To do:
Every entry is to be returned verbatim.

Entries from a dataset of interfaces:
^^^^^^^^^^^^^^^^
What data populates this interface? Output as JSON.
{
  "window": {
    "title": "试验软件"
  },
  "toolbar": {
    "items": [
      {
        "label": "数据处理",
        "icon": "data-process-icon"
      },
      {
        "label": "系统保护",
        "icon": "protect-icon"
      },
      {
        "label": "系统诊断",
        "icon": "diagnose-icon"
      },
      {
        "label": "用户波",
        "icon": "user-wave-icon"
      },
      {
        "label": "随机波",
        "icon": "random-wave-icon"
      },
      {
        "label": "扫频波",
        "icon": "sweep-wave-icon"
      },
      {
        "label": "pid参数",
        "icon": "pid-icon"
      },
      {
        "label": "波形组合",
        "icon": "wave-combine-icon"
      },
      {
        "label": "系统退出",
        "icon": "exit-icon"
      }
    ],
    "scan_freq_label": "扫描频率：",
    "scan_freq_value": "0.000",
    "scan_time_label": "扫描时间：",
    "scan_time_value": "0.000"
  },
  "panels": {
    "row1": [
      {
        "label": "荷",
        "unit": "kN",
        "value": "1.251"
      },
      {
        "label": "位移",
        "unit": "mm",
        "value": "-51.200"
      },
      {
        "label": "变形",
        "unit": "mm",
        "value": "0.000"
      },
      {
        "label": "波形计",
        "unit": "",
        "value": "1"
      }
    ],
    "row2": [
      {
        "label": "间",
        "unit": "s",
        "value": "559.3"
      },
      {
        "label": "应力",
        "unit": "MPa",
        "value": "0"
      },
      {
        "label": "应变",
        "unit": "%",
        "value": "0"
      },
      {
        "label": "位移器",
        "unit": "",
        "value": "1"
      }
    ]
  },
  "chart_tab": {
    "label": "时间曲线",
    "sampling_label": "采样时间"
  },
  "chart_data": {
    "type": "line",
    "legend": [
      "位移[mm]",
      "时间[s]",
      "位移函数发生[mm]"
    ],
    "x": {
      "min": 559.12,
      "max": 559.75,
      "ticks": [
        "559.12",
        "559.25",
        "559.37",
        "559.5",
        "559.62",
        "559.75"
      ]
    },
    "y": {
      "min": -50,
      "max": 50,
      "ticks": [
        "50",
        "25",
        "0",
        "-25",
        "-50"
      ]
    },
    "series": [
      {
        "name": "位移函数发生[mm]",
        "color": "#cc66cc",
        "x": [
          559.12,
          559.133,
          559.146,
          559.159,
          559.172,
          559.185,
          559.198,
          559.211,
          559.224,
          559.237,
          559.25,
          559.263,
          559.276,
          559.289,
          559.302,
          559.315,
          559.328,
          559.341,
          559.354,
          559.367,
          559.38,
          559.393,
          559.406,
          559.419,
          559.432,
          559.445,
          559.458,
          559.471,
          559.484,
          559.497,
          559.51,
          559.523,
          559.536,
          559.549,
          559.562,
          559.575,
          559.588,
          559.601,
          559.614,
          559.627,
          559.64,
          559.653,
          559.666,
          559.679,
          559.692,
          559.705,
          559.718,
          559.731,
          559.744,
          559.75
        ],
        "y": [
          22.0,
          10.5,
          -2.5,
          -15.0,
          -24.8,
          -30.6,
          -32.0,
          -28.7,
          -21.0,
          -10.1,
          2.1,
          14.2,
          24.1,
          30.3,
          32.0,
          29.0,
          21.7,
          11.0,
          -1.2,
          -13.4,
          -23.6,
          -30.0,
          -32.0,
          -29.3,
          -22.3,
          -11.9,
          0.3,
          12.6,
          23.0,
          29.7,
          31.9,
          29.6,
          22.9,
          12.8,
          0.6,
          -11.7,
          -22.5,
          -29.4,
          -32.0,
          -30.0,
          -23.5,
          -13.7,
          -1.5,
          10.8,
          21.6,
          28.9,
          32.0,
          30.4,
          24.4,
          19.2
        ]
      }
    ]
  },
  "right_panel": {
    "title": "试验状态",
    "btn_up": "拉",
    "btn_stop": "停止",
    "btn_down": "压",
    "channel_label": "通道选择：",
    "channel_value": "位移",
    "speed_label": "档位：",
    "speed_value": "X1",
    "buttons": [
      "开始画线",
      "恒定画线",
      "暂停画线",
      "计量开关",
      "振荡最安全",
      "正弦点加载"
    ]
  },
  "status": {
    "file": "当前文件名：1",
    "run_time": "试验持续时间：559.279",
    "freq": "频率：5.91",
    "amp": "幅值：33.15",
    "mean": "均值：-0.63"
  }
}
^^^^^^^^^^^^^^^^
Solution:
What data populates this interface? Output as JSON.
{
  "window": {
    "title": "试验软件"
  },
  "toolbar": {
    "items": [
      {
        "label": "数据处理",
        "icon": "data-process-icon"
      },
      {
        "label": "系统保护",
        "icon": "protect-icon"
      },
      {
        "label": "系统诊断",
        "icon": "diagnose-icon"
      },
      {
        "label": "用户波",
        "icon": "user-wave-icon"
      },
      {
        "label": "随机波",
        "icon": "random-wave-icon"
      },
      {
        "label": "扫频波",
        "icon": "sweep-wave-icon"
      },
      {
        "label": "pid参数",
        "icon": "pid-icon"
      },
      {
        "label": "波形组合",
        "icon": "wave-combine-icon"
      },
      {
        "label": "系统退出",
        "icon": "exit-icon"
      }
    ],
    "scan_freq_label": "扫描频率：",
    "scan_freq_value": "0.000",
    "scan_time_label": "扫描时间：",
    "scan_time_value": "0.000"
  },
  "panels": {
    "row1": [
      {
        "label": "荷",
        "unit": "kN",
        "value": "1.251"
      },
      {
        "label": "位移",
        "unit": "mm",
        "value": "-51.200"
      },
      {
        "label": "变形",
        "unit": "mm",
        "value": "0.000"
      },
      {
        "label": "波形计",
        "unit": "",
        "value": "1"
      }
    ],
    "row2": [
      {
        "label": "间",
        "unit": "s",
        "value": "559.3"
      },
      {
        "label": "应力",
        "unit": "MPa",
        "value": "0"
      },
      {
        "label": "应变",
        "unit": "%",
        "value": "0"
      },
      {
        "label": "位移器",
        "unit": "",
        "value": "1"
      }
    ]
  },
  "chart_tab": {
    "label": "时间曲线",
    "sampling_label": "采样时间"
  },
  "chart_data": {
    "type": "line",
    "legend": [
      "位移[mm]",
      "时间[s]",
      "位移函数发生[mm]"
    ],
    "x": {
      "min": 559.12,
      "max": 559.75,
      "ticks": [
        "559.12",
        "559.25",
        "559.37",
        "559.5",
        "559.62",
        "559.75"
      ]
    },
    "y": {
      "min": -50,
      "max": 50,
      "ticks": [
        "50",
        "25",
        "0",
        "-25",
        "-50"
      ]
    },
    "series": [
      {
        "name": "位移函数发生[mm]",
        "color": "#cc66cc",
        "x": [
          559.12,
          559.133,
          559.146,
          559.159,
          559.172,
          559.185,
          559.198,
          559.211,
          559.224,
          559.237,
          559.25,
          559.263,
          559.276,
          559.289,
          559.302,
          559.315,
          559.328,
          559.341,
          559.354,
          559.367,
          559.38,
          559.393,
          559.406,
          559.419,
          559.432,
          559.445,
          559.458,
          559.471,
          559.484,
          559.497,
          559.51,
          559.523,
          559.536,
          559.549,
          559.562,
          559.575,
          559.588,
          559.601,
          559.614,
          559.627,
          559.64,
          559.653,
          559.666,
          559.679,
          559.692,
          559.705,
          559.718,
          559.731,
          559.744,
          559.75
        ],
        "y": [
          22.0,
          10.5,
          -2.5,
          -15.0,
          -24.8,
          -30.6,
          -32.0,
          -28.7,
          -21.0,
          -10.1,
          2.1,
          14.2,
          24.1,
          30.3,
          32.0,
          29.0,
          21.7,
          11.0,
          -1.2,
          -13.4,
          -23.6,
          -30.0,
          -32.0,
          -29.3,
          -22.3,
          -11.9,
          0.3,
          12.6,
          23.0,
          29.7,
          31.9,
          29.6,
          22.9,
          12.8,
          0.6,
          -11.7,
          -22.5,
          -29.4,
          -32.0,
          -30.0,
          -23.5,
          -13.7,
          -1.5,
          10.8,
          21.6,
          28.9,
          32.0,
          30.4,
          24.4,
          19.2
        ]
      }
    ]
  },
  "right_panel": {
    "title": "试验状态",
    "btn_up": "拉",
    "btn_stop": "停止",
    "btn_down": "压",
    "channel_label": "通道选择：",
    "channel_value": "位移",
    "speed_label": "档位：",
    "speed_value": "X1",
    "buttons": [
      "开始画线",
      "恒定画线",
      "暂停画线",
      "计量开关",
      "振荡最安全",
      "正弦点加载"
    ]
  },
  "status": {
    "file": "当前文件名：1",
    "run_time": "试验持续时间：559.279",
    "freq": "频率：5.91",
    "amp": "幅值：33.15",
    "mean": "均值：-0.63"
  }
}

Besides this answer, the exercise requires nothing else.